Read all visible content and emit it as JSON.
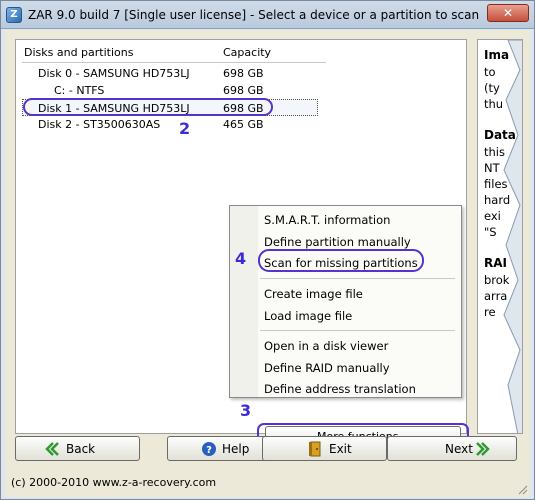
{
  "window": {
    "title": "ZAR 9.0 build 7 [Single user license] - Select a device or a partition to scan",
    "close_label": "✕"
  },
  "disk_list": {
    "headers": {
      "name": "Disks and partitions",
      "capacity": "Capacity"
    },
    "rows": [
      {
        "name": "Disk 0 - SAMSUNG HD753LJ",
        "capacity": "698 GB"
      },
      {
        "name": "C: - NTFS",
        "capacity": "698 GB"
      },
      {
        "name": "Disk 1 - SAMSUNG HD753LJ",
        "capacity": "698 GB"
      },
      {
        "name": "Disk 2 - ST3500630AS",
        "capacity": "465 GB"
      }
    ]
  },
  "context_menu": {
    "items": [
      "S.M.A.R.T. information",
      "Define partition manually",
      "Scan for missing partitions",
      "Create image file",
      "Load image file",
      "Open in a disk viewer",
      "Define RAID manually",
      "Define address translation"
    ]
  },
  "annotations": {
    "disk": "2",
    "more": "3",
    "scan": "4"
  },
  "more_functions_label": "More functions...",
  "help_panel": {
    "lines": [
      "Ima",
      "to",
      "(ty",
      "thu",
      "Data",
      "this",
      "NT",
      "files",
      "hard",
      "exi",
      "\"S",
      "RAI",
      "brok",
      "arra",
      "re"
    ]
  },
  "buttons": {
    "back": "Back",
    "help": "Help",
    "exit": "Exit",
    "next": "Next"
  },
  "footer": "(c) 2000-2010 www.z-a-recovery.com",
  "colors": {
    "annotation": "#3a2ad8",
    "titlebar": "#b9cade",
    "face": "#ece9d8"
  }
}
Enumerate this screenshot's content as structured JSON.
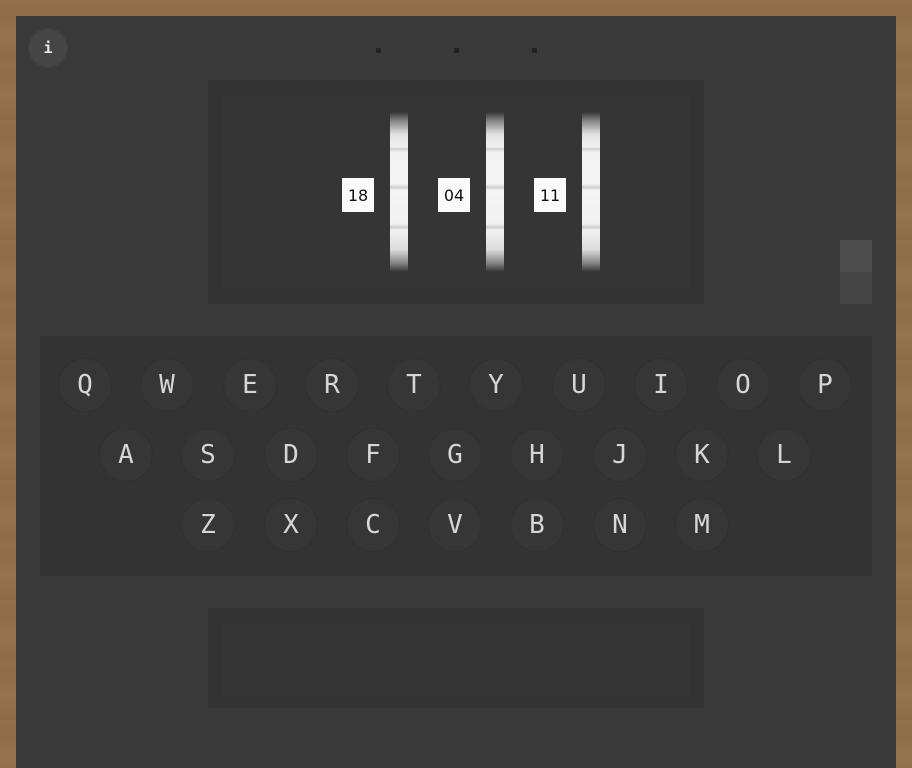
{
  "info_button": {
    "label": "i"
  },
  "rotors": [
    {
      "position": "18"
    },
    {
      "position": "04"
    },
    {
      "position": "11"
    }
  ],
  "keyboard": {
    "rows": [
      [
        "Q",
        "W",
        "E",
        "R",
        "T",
        "Y",
        "U",
        "I",
        "O",
        "P"
      ],
      [
        "A",
        "S",
        "D",
        "F",
        "G",
        "H",
        "J",
        "K",
        "L"
      ],
      [
        "Z",
        "X",
        "C",
        "V",
        "B",
        "N",
        "M"
      ]
    ]
  },
  "output": {
    "text": ""
  },
  "colors": {
    "frame": "#92704a",
    "machine": "#3a3a3a",
    "panel": "#333333",
    "key_text": "#d6d6d6",
    "rotor_window": "#fafafa"
  }
}
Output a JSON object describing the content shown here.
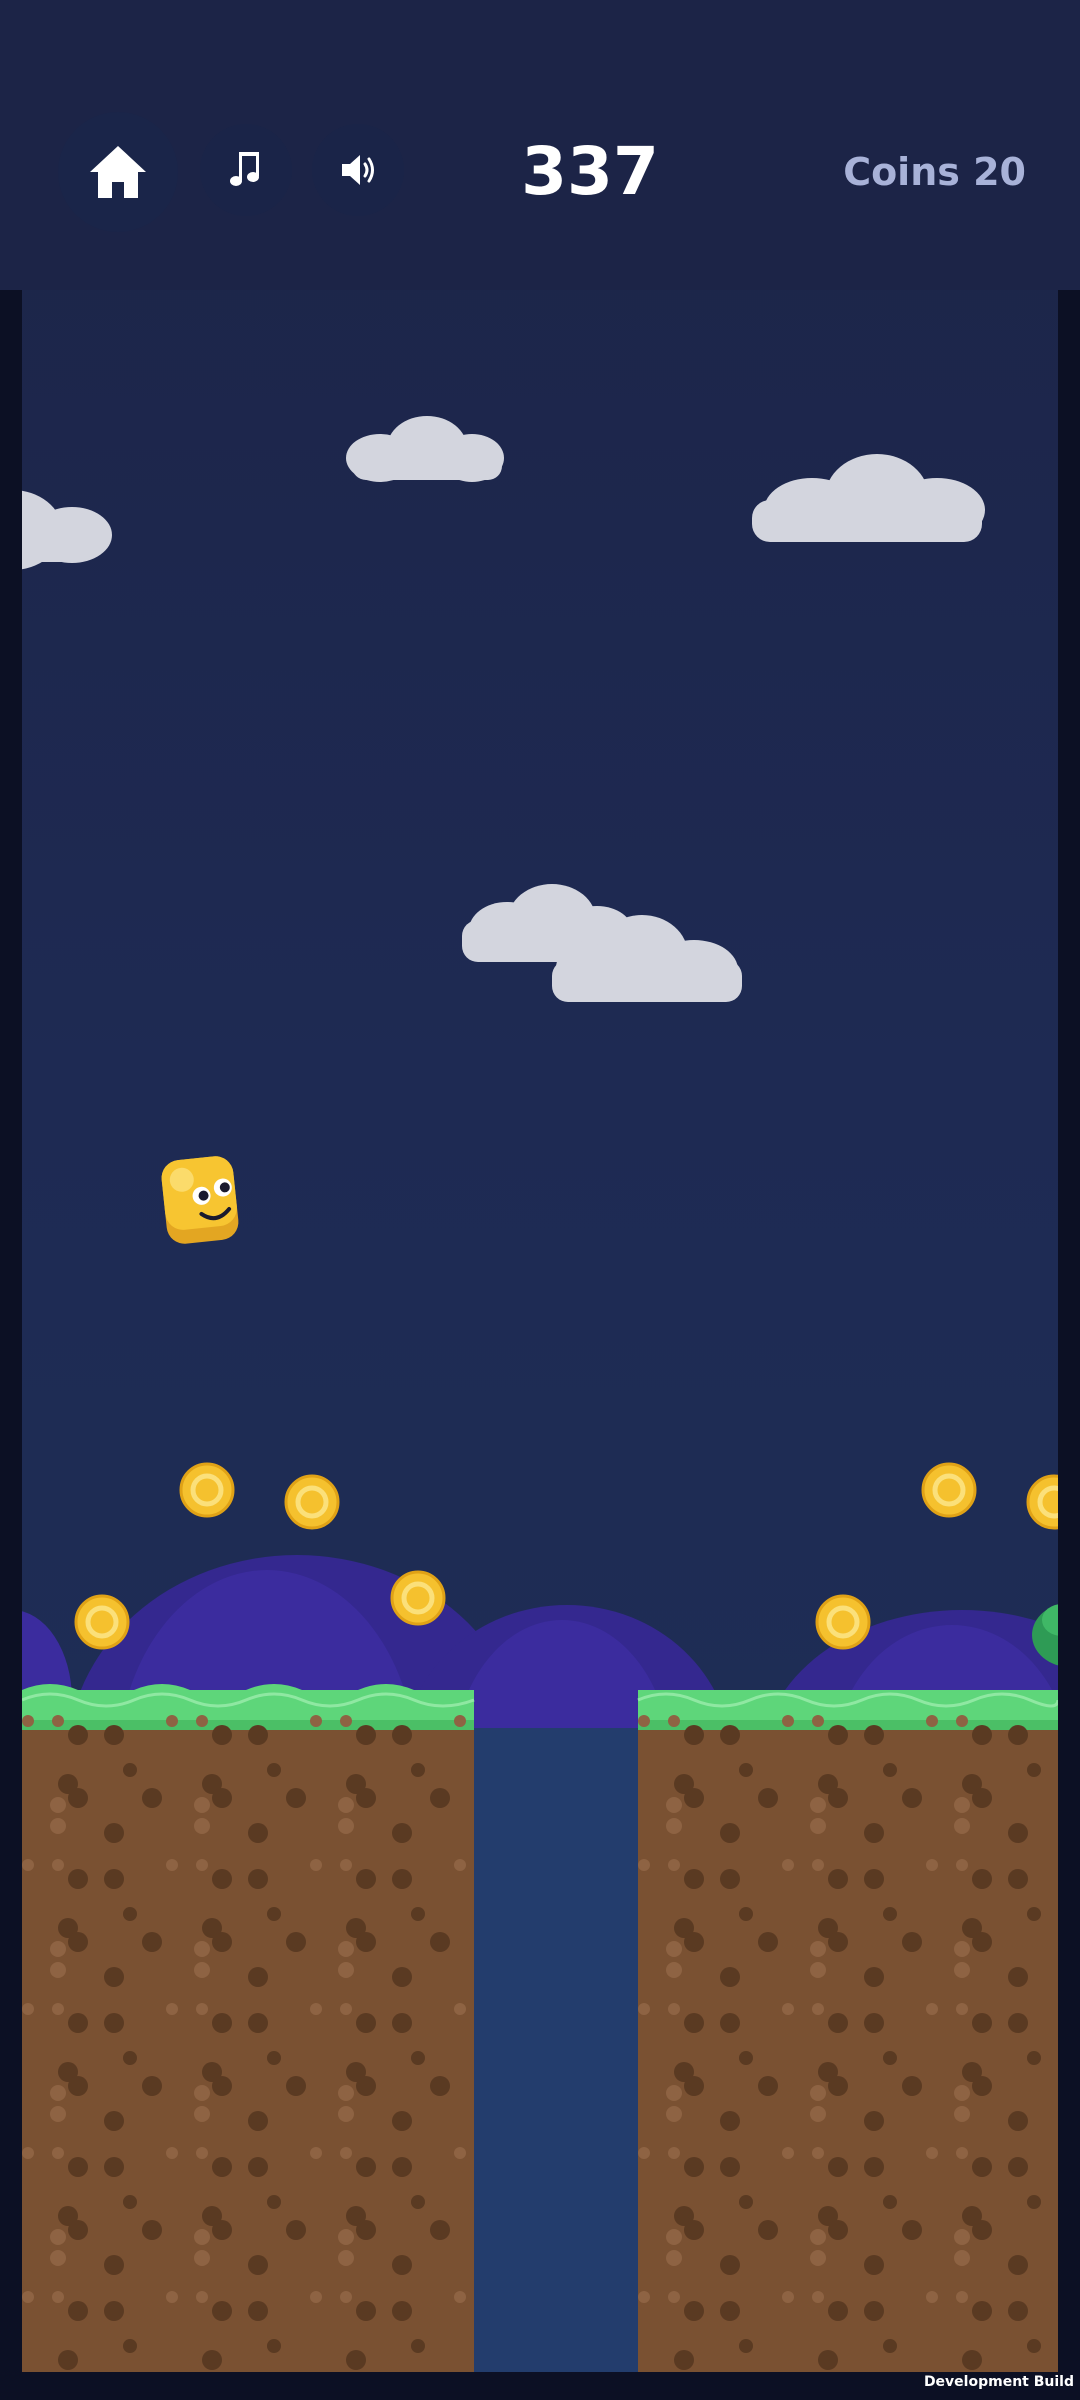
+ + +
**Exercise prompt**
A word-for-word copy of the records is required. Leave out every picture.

**Exercise response**
Read all visible content and emit it as JSON.
{
  "window": {
    "title": "ZAR 9.0 build 7 [Single user license] - Select a device or a partition to scan",
    "close_label": "✕"
  },
  "disk_list": {
    "headers": {
      "name": "Disks and partitions",
      "capacity": "Capacity"
    },
    "rows": [
      {
        "name": "Disk 0 - SAMSUNG HD753LJ",
        "capacity": "698 GB"
      },
      {
        "name": "C: - NTFS",
        "capacity": "698 GB"
      },
      {
        "name": "Disk 1 - SAMSUNG HD753LJ",
        "capacity": "698 GB"
      },
      {
        "name": "Disk 2 - ST3500630AS",
        "capacity": "465 GB"
      }
    ]
  },
  "context_menu": {
    "items": [
      "S.M.A.R.T. information",
      "Define partition manually",
      "Scan for missing partitions",
      "Create image file",
      "Load image file",
      "Open in a disk viewer",
      "Define RAID manually",
      "Define address translation"
    ]
  },
  "annotations": {
    "disk": "2",
    "more": "3",
    "scan": "4"
  },
  "more_functions_label": "More functions...",
  "help_panel": {
    "lines": [
      "Ima",
      "to",
      "(ty",
      "thu",
      "Data",
      "this",
      "NT",
      "files",
      "hard",
      "exi",
      "\"S",
      "RAI",
      "brok",
      "arra",
      "re"
    ]
  },
  "buttons": {
    "back": "Back",
    "help": "Help",
    "exit": "Exit",
    "next": "Next"
  },
  "footer": "(c) 2000-2010 www.z-a-recovery.com",
  "colors": {
    "annotation": "#3a2ad8",
    "titlebar": "#b9cade",
    "face": "#ece9d8"
  }
}
Enumerate this screenshot's content as structured JSON.
{
  "info_button": {
    "label": "i"
  },
  "rotors": [
    {
      "position": "18"
    },
    {
      "position": "04"
    },
    {
      "position": "11"
    }
  ],
  "keyboard": {
    "rows": [
      [
        "Q",
        "W",
        "E",
        "R",
        "T",
        "Y",
        "U",
        "I",
        "O",
        "P"
      ],
      [
        "A",
        "S",
        "D",
        "F",
        "G",
        "H",
        "J",
        "K",
        "L"
      ],
      [
        "Z",
        "X",
        "C",
        "V",
        "B",
        "N",
        "M"
      ]
    ]
  },
  "output": {
    "text": ""
  },
  "colors": {
    "frame": "#92704a",
    "machine": "#3a3a3a",
    "panel": "#333333",
    "key_text": "#d6d6d6",
    "rotor_window": "#fafafa"
  }
}
Output a JSON object describing the content shown here.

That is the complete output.